404 Wilson Rd. Room 249
Communication Arts & Sciences
Michigan State University
East Lansing, MI 48824

Student Research in the BITLab

Students at all levels (undergraduate, masters, and doctoral) working in the BITLab contribute to research projects which focus on improving our understanding of how technology and people affect each other. Students working in our lab gain experience working as part of an interdisciplinary team, and help to guide the research being conducted as they design and test their own approaches and solutions to problems.

The majority of our research projects are team-based and involve both technical computer science and social / behavioral components:

We are open to working with students at all levels. PhD students at MSU should contact the individual faculty directly. Both paid work and work for independent study credit are available. We generally do not work with students on a volunteer basis.

General Opportunities  

We are always looking for students to work with who are talented, interested in learning about how to do research, and who want to contribute to our ongoing projects. If this describes you, please contact us. Your email should include your resume or CV, a copy of your unofficial MSU transcript, and a paragraph or two describing how your interests complement or align with the projects going on in the lab.
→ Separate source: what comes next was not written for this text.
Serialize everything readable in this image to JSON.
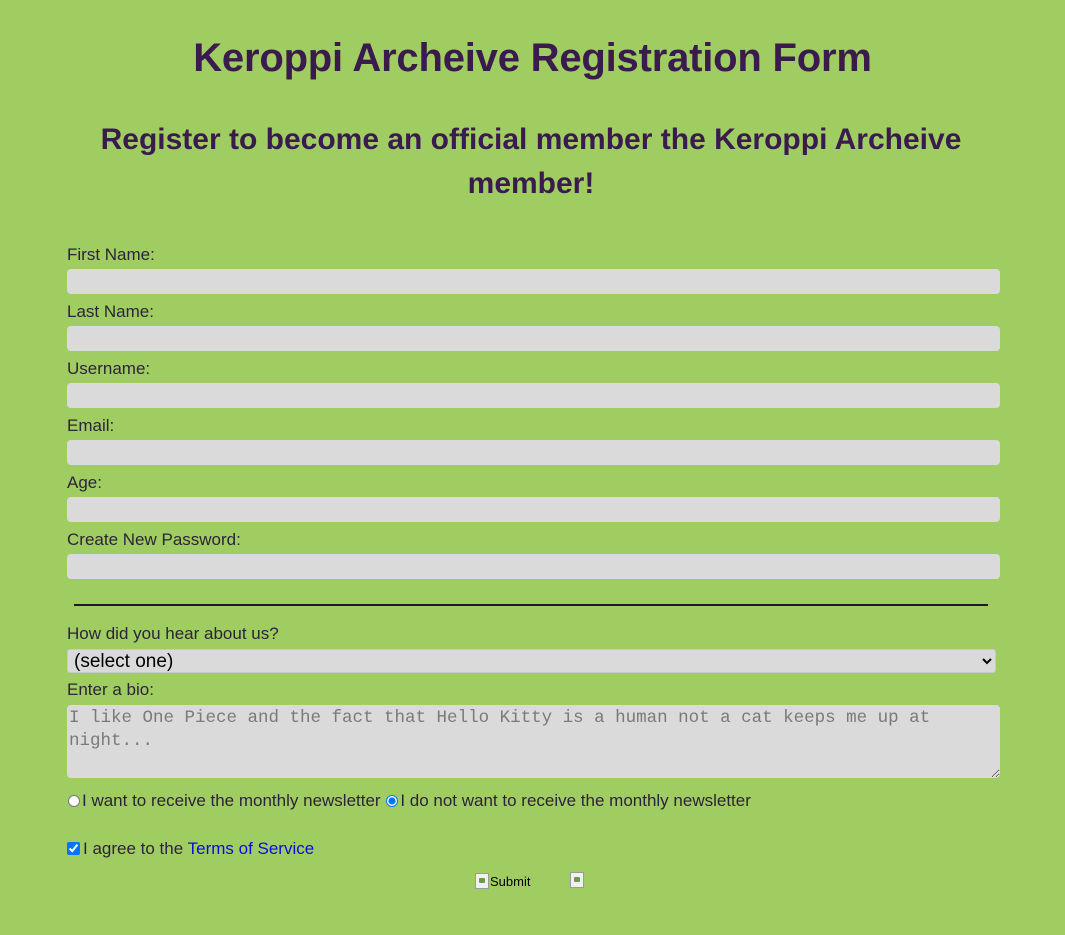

You should make an argument about how you will contribute to one or more of the BITLab research projects if you joined the lab, and support your argument with evidence about your skills, knowledge, qualifications, interests, experience, etc. “It would be a great experience for me” is not an argument about how you would contribute to the work going on in the lab, because it does not provide any information we can use to evaluate whether you would be a good team member, or whether you would be able to make a productive contribution to our projects.

You can read about the work we are doing in the lab below and throughout our website. If you are unsure about how to make an argument in a job or internship application based on your background and skills, talk to the Communication Arts & Sciences career services office or the career services office in your home department or college at MSU for advice.

If you are an undergraduate student at another university, there are two ways to be involved with our lab. First, most summers we offer REU (Research Experiences for Undergraduates) positions that will be advertised here. These are open to any undergraduate student who is a citizen or permanent resident in the United States. Second, you can apply to the Media and Information Studies PhD program.

Current Projects

Security Behavior What do people do to protect their computer and data from security threats? Is what they do effective? In this project we are analyzing data about different types of security behaviors people engage in on their own computers, to determine how effective those behaviors actually are.

Online Communities How do people decide whether they should participate in an online community like Facebook, Wikipedia, or Reddit? What do they pay attention to? What information do they seek out? In this project, we are trying to understand decision-making about online participation, and how these communities grow and change.

Privacy and Derived Data What social norms are there for sharing and use personal information that can be inferred about people as they use devices with sensors in them, like activity trackers, connected thermostats, and mobile phones? In this project, we are investigating norms for acceptable uses of derived data, so that we can develop and evaluate tools to support collective privacy management decisions.

Algorithmic Curation What is the role of filtering and recommendation algorithms in shaping what we read online from sources such as Facebook, Twitter, and other social media sites? How does this affect what we contribute and communicate about online?  In this project we are working to understand the social and technical forces that shape information access and use in an increasingly personalized online environment.